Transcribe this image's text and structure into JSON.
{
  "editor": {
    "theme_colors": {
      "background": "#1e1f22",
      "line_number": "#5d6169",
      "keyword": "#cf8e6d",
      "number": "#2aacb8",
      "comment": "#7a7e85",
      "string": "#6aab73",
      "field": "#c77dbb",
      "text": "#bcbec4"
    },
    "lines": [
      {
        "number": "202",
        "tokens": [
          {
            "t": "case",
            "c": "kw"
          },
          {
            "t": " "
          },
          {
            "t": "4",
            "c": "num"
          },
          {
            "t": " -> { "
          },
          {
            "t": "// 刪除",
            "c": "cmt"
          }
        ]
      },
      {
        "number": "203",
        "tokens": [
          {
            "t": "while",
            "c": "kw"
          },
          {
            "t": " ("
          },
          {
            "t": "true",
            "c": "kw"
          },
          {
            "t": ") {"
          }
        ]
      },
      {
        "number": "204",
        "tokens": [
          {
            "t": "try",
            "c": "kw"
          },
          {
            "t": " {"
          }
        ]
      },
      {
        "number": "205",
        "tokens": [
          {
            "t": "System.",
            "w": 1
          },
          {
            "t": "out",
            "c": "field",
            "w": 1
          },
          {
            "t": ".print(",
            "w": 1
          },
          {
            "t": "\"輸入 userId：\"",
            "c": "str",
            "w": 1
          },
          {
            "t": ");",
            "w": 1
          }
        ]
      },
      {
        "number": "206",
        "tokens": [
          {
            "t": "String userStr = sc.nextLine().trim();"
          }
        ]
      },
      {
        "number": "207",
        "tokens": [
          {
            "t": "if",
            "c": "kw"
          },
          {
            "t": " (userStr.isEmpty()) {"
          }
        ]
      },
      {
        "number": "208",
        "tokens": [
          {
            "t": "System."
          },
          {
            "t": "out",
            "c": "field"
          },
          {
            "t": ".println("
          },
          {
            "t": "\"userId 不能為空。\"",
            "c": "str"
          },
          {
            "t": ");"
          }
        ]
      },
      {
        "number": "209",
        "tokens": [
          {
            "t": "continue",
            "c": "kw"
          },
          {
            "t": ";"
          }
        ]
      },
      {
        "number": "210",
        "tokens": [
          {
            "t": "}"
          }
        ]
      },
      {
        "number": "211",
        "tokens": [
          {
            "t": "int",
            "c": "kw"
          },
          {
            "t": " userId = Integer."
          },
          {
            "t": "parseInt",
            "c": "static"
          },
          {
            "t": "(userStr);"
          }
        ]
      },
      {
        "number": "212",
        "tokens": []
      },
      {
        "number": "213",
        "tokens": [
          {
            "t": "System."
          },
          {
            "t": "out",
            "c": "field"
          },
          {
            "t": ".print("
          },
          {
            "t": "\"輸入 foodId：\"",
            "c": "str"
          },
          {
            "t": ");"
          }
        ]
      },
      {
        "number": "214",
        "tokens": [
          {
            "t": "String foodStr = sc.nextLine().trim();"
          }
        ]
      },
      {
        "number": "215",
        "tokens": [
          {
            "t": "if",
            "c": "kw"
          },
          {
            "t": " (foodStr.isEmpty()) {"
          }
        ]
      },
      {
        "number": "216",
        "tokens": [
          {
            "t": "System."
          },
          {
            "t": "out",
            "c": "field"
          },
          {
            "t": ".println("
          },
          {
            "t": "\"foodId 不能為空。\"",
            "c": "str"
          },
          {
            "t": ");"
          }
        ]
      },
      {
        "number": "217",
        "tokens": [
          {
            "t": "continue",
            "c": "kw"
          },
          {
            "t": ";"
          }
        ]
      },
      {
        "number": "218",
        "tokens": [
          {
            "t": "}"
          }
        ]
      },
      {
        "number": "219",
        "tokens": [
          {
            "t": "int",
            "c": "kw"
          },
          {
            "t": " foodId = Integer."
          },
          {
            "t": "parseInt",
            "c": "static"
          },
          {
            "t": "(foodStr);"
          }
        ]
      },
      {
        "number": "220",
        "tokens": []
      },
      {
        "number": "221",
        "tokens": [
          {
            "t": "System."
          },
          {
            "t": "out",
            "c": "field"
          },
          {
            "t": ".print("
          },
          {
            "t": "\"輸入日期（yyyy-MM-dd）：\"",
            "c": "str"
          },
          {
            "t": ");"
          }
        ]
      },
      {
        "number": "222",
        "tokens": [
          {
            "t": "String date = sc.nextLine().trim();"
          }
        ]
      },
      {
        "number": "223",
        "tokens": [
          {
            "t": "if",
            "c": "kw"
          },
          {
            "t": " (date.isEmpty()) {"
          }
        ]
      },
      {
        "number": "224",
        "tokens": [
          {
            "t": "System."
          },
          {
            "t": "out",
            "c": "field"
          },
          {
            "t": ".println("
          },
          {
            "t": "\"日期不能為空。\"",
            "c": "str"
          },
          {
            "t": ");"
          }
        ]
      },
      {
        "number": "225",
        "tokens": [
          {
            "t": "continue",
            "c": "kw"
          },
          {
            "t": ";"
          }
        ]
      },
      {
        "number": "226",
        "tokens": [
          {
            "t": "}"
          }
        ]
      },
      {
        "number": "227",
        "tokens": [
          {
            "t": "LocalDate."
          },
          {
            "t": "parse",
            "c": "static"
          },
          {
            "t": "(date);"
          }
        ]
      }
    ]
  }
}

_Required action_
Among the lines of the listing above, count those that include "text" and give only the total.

_Exercise response_
2